__EXERCISE__. Could you report every line from the entries that includes the word "события"?

__DATA EXTRACTS__.

▬▬▬

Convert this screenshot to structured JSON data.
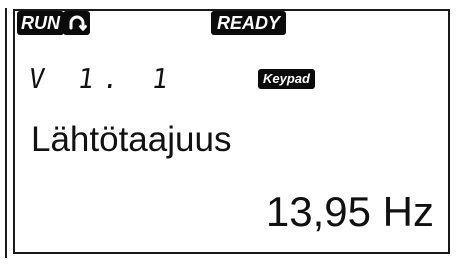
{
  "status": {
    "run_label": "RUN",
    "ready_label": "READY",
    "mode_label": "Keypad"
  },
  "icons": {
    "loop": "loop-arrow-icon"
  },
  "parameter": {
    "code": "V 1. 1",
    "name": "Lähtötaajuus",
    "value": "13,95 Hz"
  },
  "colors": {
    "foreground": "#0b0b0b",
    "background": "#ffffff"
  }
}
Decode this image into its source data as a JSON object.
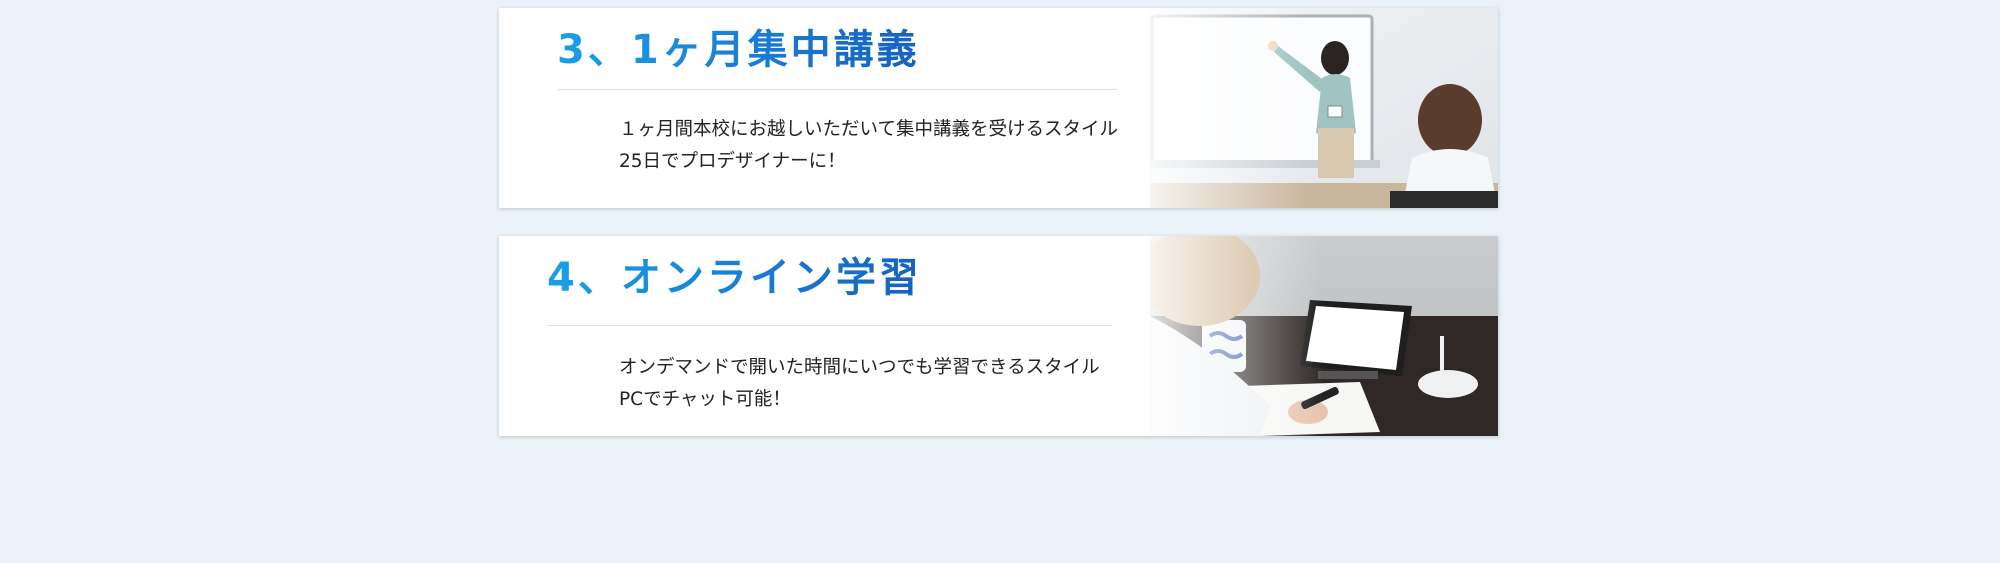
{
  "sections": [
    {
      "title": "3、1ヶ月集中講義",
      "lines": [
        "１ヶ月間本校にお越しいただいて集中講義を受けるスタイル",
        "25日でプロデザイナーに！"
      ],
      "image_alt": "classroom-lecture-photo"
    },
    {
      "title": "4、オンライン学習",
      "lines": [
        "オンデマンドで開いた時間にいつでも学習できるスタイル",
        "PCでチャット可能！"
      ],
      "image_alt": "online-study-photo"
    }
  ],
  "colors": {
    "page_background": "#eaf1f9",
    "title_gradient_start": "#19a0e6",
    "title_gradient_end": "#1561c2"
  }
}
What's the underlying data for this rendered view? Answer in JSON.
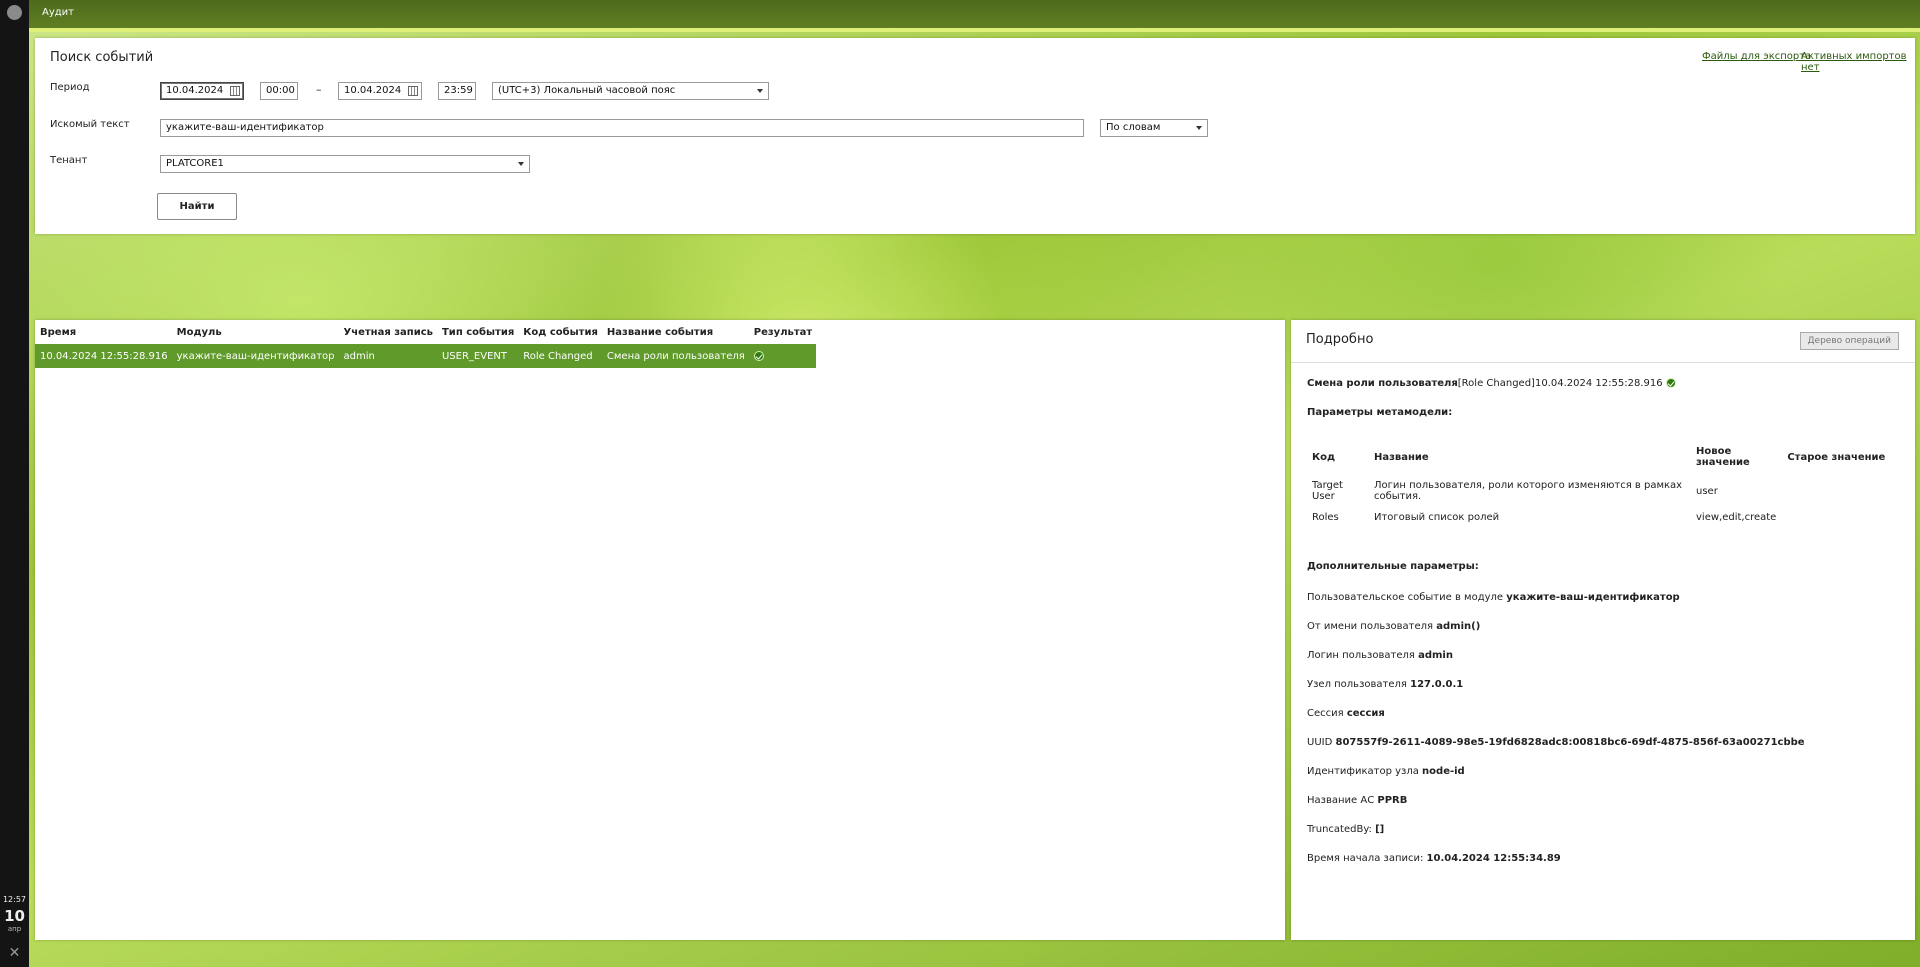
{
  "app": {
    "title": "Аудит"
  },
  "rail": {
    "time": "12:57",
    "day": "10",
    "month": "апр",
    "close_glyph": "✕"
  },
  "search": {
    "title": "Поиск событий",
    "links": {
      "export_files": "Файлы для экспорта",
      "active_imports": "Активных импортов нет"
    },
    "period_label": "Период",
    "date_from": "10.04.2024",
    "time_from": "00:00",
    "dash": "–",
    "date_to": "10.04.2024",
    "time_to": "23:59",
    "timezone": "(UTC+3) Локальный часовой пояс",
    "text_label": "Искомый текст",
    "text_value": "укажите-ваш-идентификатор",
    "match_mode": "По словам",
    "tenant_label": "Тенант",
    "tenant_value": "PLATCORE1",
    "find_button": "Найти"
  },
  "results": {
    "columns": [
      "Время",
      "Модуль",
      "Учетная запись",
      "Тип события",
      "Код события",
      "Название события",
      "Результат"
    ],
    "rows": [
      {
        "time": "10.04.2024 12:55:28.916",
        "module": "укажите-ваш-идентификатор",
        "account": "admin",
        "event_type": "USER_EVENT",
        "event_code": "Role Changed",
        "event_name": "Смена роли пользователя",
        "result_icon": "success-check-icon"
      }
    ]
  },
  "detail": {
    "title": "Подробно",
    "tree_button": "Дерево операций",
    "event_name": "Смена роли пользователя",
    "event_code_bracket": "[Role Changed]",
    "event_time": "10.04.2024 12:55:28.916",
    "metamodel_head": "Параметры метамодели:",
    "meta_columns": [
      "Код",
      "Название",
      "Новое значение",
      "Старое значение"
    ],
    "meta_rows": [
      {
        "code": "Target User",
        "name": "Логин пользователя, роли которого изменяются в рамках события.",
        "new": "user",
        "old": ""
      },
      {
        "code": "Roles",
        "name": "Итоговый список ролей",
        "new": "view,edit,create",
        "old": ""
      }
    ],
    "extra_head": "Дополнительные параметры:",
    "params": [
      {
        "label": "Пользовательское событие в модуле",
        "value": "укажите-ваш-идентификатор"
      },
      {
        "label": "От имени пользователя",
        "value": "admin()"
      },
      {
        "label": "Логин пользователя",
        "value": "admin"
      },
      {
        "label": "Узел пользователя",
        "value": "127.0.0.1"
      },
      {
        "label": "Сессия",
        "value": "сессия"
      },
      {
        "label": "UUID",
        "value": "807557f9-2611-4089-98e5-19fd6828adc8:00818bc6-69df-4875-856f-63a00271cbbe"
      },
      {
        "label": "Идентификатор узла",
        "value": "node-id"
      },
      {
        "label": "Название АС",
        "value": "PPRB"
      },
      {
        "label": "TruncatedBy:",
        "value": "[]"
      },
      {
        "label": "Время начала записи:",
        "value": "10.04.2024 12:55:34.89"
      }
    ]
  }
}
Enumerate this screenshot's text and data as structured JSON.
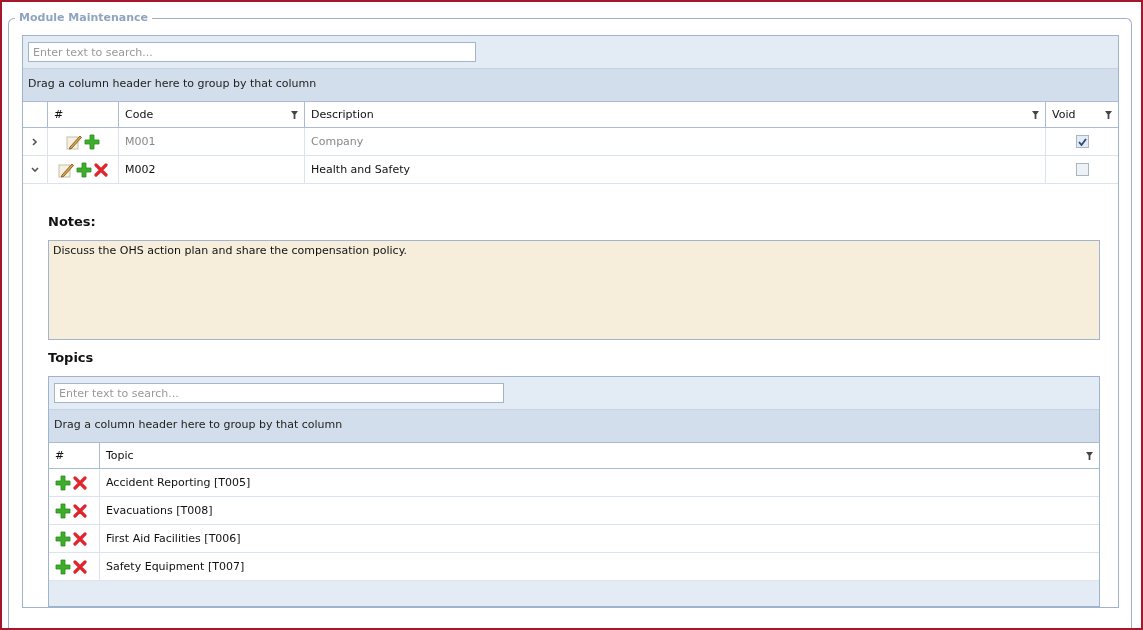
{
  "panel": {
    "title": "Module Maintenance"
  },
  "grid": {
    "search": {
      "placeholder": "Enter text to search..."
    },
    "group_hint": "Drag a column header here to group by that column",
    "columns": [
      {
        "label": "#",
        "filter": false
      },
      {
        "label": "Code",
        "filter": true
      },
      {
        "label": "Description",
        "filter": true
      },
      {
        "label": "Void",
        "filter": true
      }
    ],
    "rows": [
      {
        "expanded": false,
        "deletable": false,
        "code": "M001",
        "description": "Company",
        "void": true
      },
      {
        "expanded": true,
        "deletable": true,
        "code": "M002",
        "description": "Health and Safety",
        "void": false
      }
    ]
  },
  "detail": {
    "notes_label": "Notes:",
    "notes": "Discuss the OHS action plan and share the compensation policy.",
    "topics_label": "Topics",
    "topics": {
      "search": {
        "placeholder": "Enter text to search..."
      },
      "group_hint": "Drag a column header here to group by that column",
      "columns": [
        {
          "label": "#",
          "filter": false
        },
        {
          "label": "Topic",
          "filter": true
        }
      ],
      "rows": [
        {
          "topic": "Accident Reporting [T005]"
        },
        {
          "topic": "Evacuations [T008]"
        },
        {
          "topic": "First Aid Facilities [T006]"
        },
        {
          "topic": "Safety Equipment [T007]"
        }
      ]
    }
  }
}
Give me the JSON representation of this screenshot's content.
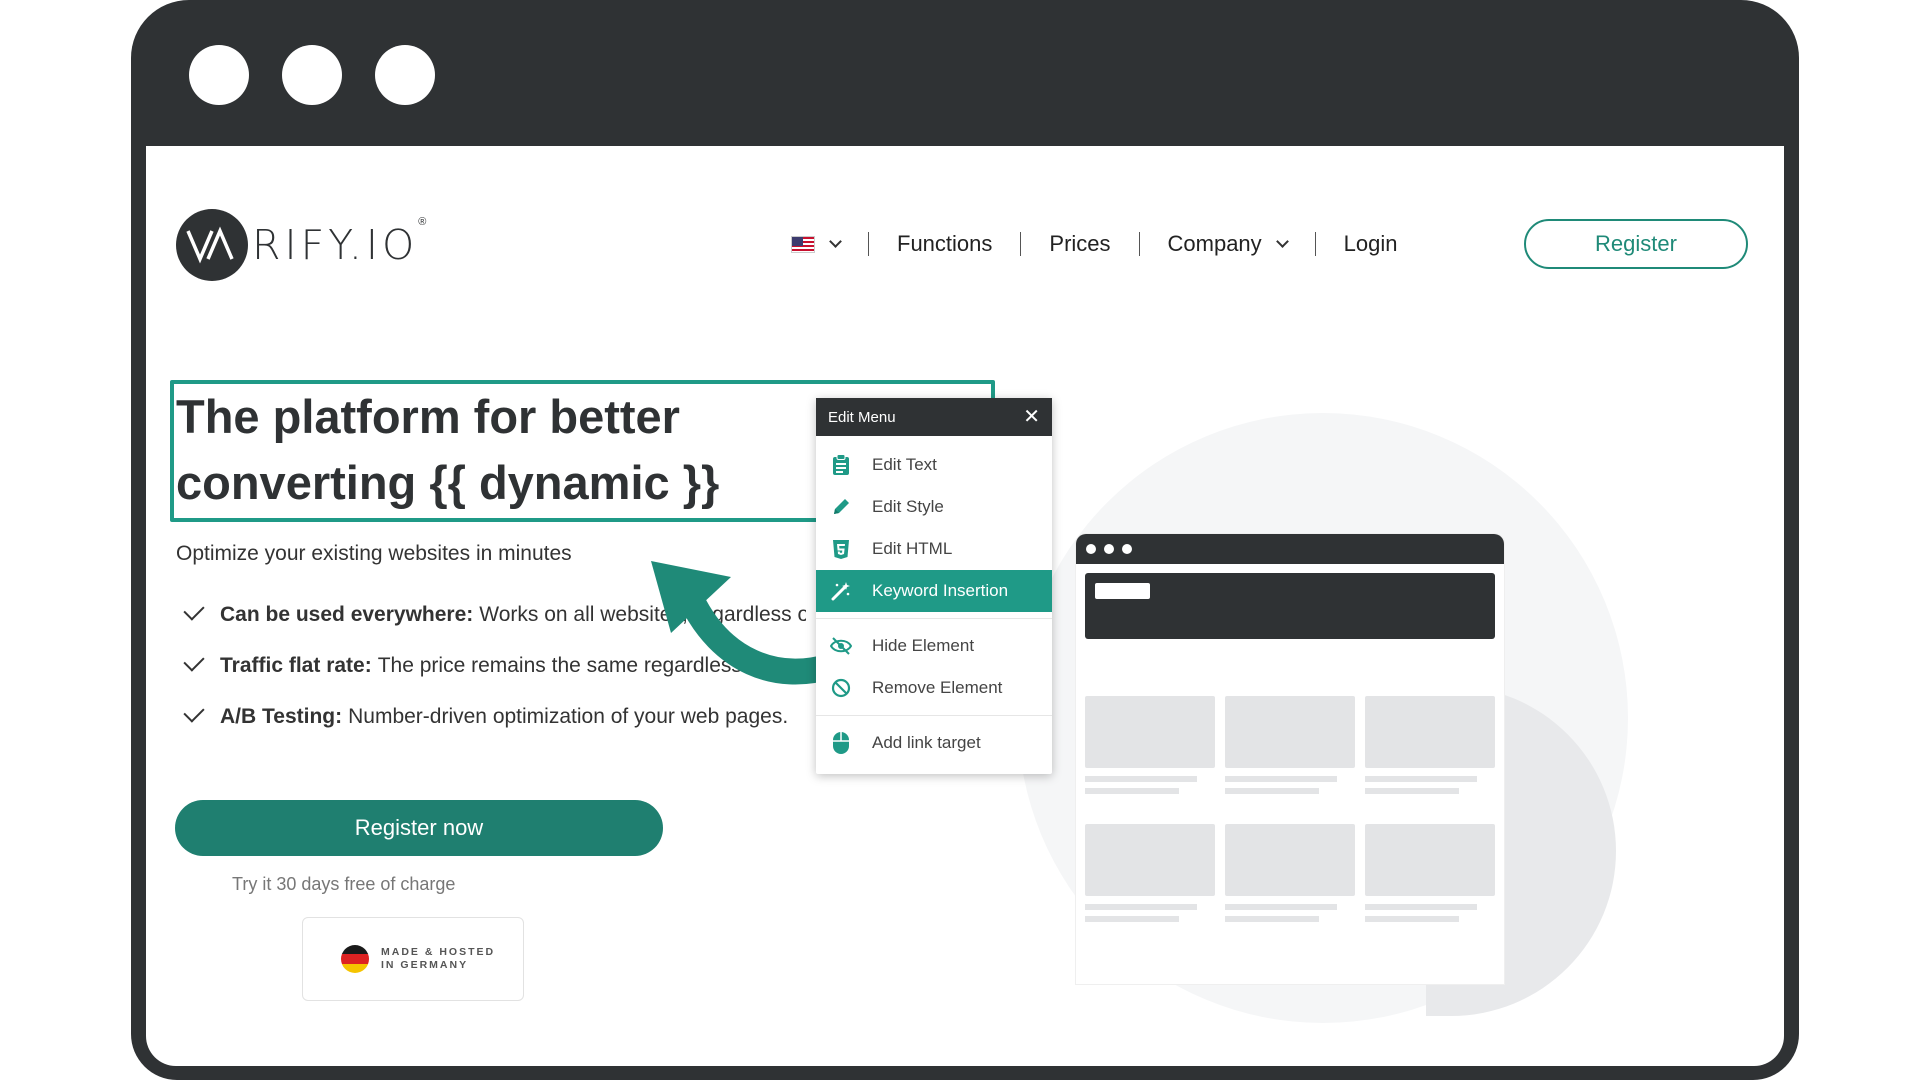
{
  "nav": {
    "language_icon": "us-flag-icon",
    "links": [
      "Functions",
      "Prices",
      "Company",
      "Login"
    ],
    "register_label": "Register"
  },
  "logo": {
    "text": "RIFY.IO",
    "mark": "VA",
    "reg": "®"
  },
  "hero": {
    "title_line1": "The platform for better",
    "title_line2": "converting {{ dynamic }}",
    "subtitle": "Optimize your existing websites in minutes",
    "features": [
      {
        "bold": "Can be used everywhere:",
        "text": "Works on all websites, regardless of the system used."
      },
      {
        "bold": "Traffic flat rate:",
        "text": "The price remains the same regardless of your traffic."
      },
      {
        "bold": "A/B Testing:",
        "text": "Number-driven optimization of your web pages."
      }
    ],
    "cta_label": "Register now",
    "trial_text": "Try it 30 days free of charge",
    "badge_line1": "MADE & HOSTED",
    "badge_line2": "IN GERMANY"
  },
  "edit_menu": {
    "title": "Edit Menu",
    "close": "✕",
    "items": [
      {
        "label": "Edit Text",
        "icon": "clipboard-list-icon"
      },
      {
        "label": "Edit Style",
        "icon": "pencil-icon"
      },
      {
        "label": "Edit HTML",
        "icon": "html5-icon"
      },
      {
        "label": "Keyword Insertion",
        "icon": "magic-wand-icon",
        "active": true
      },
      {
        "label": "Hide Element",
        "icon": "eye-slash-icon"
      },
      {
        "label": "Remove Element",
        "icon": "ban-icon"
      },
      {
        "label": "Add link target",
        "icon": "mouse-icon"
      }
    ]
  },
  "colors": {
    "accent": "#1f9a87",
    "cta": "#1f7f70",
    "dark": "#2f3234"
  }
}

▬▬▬

__RESULT FOR THIS EXERCISE__.
      "Тип события",
      "Код события",
      "Название события",
        "name": "Логин пользователя, роли которого изменяются в рамках события.",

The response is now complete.